When Birds of a Feather Flock Together: The Role of Core-Self Evaluations and Moral Intensity in the Relationship Between Network Unethicality and Unethical Choice

Academic Article

Abstract

  • Leveraging perspectives from social cognitive theory, the attention-based view, and social networks literatures, we tested the relationship between unethical choice and network unethicality, which we define as respondents’ perceptions of their peer advisors’ unethical choices.
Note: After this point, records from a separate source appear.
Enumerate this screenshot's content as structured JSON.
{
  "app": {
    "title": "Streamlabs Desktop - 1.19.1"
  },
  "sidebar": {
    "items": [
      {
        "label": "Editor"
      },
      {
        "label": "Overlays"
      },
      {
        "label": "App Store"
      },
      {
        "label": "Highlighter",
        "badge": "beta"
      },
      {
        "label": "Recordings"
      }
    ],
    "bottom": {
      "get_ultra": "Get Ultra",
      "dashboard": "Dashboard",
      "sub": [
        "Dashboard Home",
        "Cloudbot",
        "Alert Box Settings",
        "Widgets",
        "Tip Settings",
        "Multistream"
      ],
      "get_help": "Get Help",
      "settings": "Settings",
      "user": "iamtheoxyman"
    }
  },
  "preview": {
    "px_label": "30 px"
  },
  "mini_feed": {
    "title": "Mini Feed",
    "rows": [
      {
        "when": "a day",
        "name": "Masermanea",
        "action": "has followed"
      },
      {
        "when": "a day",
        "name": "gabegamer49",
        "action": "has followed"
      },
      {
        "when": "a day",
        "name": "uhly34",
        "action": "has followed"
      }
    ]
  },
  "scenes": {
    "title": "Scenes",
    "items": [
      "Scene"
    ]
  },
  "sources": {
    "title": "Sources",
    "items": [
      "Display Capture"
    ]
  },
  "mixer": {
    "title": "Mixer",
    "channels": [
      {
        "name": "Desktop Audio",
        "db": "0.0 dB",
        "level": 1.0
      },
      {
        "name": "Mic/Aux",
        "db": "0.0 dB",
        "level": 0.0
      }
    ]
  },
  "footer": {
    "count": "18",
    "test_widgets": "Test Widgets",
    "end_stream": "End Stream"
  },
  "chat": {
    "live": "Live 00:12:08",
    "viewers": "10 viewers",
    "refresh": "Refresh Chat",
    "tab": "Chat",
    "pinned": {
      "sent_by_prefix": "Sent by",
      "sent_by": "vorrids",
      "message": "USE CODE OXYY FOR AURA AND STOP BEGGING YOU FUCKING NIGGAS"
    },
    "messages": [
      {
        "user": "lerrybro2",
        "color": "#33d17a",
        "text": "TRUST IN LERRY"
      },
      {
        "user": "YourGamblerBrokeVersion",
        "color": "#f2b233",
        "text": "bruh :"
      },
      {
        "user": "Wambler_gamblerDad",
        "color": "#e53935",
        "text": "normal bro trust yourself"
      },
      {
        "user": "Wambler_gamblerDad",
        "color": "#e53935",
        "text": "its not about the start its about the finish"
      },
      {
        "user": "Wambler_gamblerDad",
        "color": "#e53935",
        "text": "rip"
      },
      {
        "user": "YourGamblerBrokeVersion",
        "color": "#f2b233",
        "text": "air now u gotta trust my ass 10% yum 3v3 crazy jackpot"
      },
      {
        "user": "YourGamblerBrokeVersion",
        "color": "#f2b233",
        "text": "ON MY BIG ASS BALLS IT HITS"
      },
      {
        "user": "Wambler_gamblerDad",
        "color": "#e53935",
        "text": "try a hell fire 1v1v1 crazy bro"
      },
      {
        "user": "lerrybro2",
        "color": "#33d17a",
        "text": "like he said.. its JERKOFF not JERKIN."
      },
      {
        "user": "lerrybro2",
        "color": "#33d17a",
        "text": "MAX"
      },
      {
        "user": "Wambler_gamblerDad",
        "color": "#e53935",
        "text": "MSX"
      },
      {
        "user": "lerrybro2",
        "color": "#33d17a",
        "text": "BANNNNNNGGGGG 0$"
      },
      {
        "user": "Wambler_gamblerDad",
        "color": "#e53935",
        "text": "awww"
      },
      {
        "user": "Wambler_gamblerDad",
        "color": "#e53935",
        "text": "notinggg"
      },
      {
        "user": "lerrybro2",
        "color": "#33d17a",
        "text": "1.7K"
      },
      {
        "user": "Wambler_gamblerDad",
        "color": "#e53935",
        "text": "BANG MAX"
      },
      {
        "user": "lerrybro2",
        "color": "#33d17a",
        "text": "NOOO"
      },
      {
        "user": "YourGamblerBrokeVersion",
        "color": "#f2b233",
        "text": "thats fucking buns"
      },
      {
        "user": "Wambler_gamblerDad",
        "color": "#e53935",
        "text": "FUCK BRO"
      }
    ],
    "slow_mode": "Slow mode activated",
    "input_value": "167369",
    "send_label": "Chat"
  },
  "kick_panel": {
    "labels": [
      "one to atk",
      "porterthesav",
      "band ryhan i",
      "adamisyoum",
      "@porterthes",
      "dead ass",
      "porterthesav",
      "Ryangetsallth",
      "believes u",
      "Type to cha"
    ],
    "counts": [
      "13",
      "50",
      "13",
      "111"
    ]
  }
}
Although social cognitive theory predicts that perceptions of peer advisor unethical choice are positively associated with unethical choice, we theorize that the nature of this relationship depends on the personality of the actor (core self-evaluation) and the situation (moral intensity). Results from a lagged study suggest that individual and situational variables may act as key buffers to the adverse impact of unethical social influence on ethical choice. Strengths, limitations, and directions for future research are discussed.
  • Authors

    Published In

    Digital Object Identifier (doi)

    Author List

  • Tillman CJ; Hood AC; Lawrence ER; Kacmar KM
  • Start Page

  • 458
  • End Page

  • 481
  • Volume

  • 25
  • Issue

  • 6